Our Interdisciplinary Research Leaders (IRL) team, including Andrea Armstrong at Loyola University New Orleans, College of Law, Bruce Reilly at Voice of the Experienced, and Ashley Wennerstrom at LSU Center for Healthcare Value and Equity, developed this simple guidance – available in both English and Spanish – to help keep people safe after their incarceration. Individuals denied physical contact with their loved ones during their incarceration look forward to hugs and physical affection – but in doing so, they may expose their family to the covid-19 virus. Team member Bruce Reilly and his colleagues at VOTE recently convinced the Louisiana Department of Corrections to distribute these flyers to everyone being released from Louisiana prisons and to distribute the flyers to local jails.
Covid-19 has made our IRL project focused on prison and jail health in the nation’s incarceration capital more urgent than ever. It has also required us to adapt. Our initial plan was to conduct an environmental scan of health care services in Louisiana prisons, interview medical personnel and incarcerated people, and analyze Medicaid claims among people returning home from incarceration. We are currently responding to current short-term needs we have encountered, while simultaneously laying the foundations for our longer-term project.

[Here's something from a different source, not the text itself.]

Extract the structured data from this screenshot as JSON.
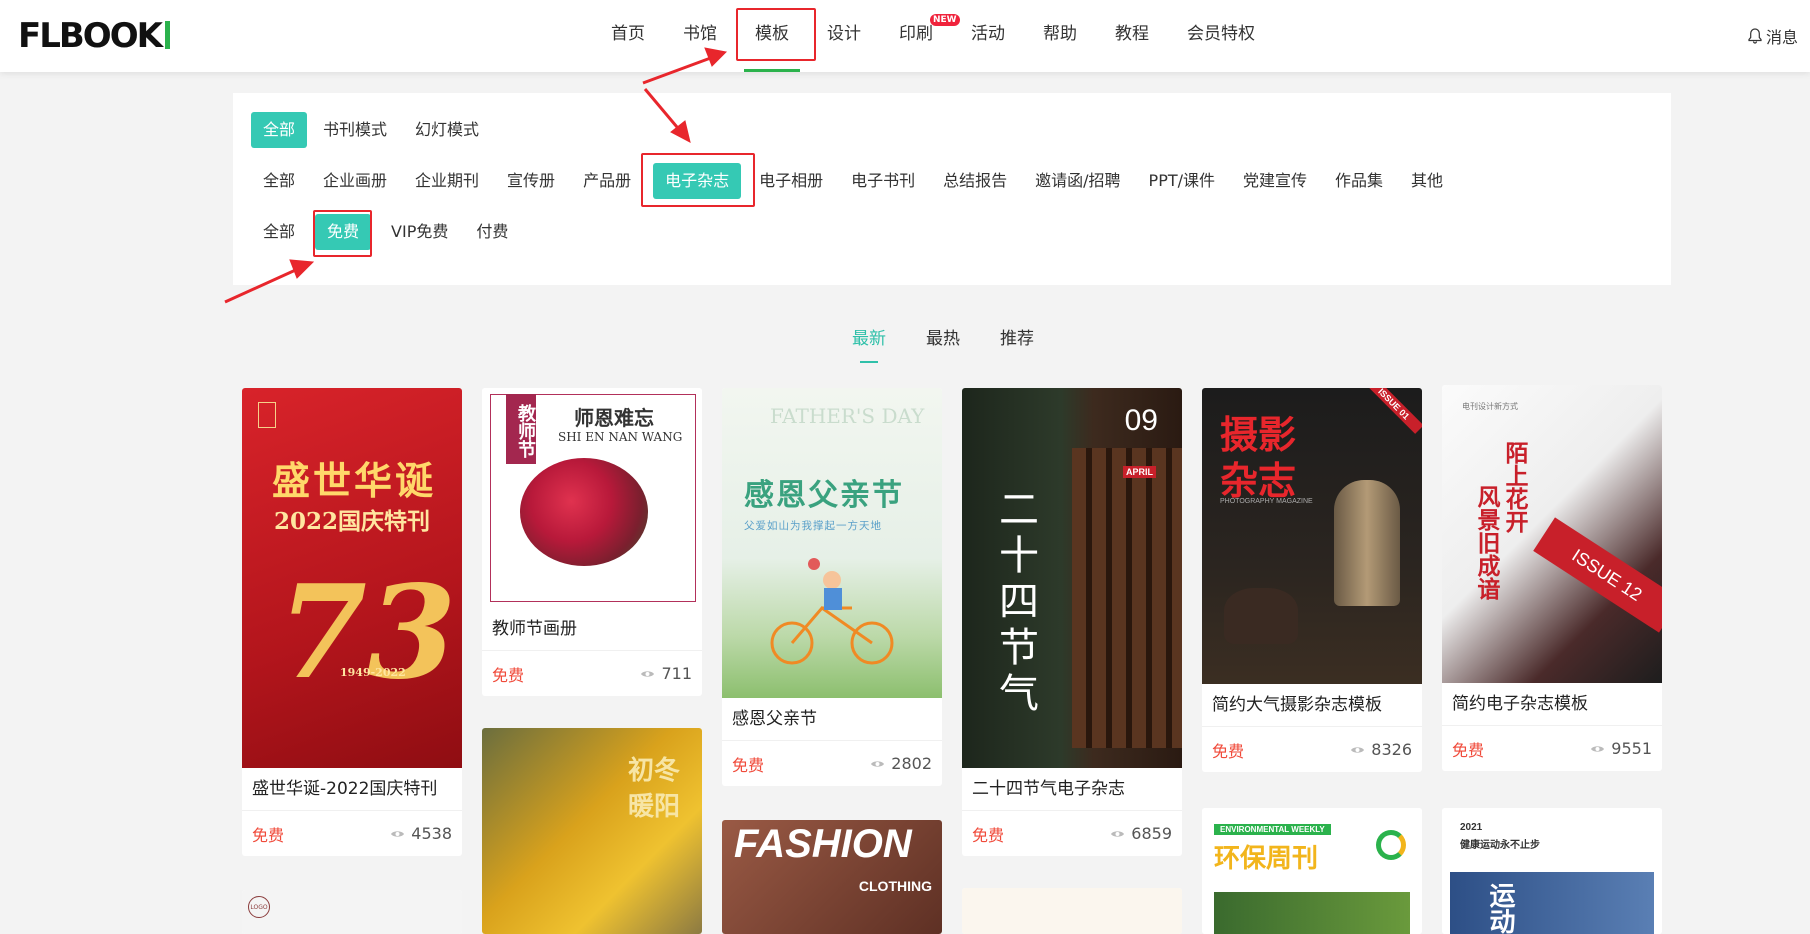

We have also prioritized public health oversight of the covid-19 crisis in prisons and jails statewide. We have shared public health infectious disease management guidelines with correctional officials. Some of our team members have collaborated on a campaign for the Louisiana Department of Public Health (LDH) to use its legal authority to address infections and treatment in Louisiana prisons and jail, including establishing a taskforce with community representation to review conditions and procedures. Bruce and Andrea have used their legal expertise to participate in state-wide organizing, strategy and advocacy, including litigation, to support decarceration by state and local authorities. All three team members are also participating in Governor John Bel Edwards’ statewide Health Equity Task Force, which has a sub-committee on the impact of covid-19 on incarcerated populations.
Many of our short-term efforts will also support our ongoing three year IRL project. We have successfully advocated for better data and transparency on covid-19 testing and procedures, which will provide an important lens to understand health care access more generally. We have published covid-19 related articles that also support broader understanding of incarceration and health, including specific decarceration plans, looming realities of uprisings in the face of lockdowns, the roles that community health workers can play in addressing the pandemic, and collaborated with architects to develop guidelines on carceral environments. Through its focused and vocal advocacy on incarcerated health, our community partner, Voice of the Experienced is reaching a national audience, which will enhance our project dissemination efforts. Additional support for our project may come through a pending resolution in the Louisiana legislature. The resolution, which has passed out of committee, would call on our three institutions to study health care in prisons, and provide a report for them in 2021.
Most of the work that we have done over the last few months to support the health of people incarcerated is applicable nationwide. We’d love for you to share the resources linked in this blog, especially our public health guidance [English and Spanish], with your communities, local and state agencies, and government officials.
Ashley Wennerstrom, Bruce Reilly, Andrea Armstrong
IRL Cohort 4, Team Louisiana
Ashley Wennerstrom, Bruce Reilly and Andrea Armstrong are members of Team Louisiana, Cohort Four, Interdisciplinary Research Leaders. Learn more about their IRL project: “Examining the effects of carceral exposure on health services use: Implications for policy and service coordination.”
The views represented in this post are those of the authors, not of Interdisciplinary Research Leaders or the Robert Wood Johnson Foundation.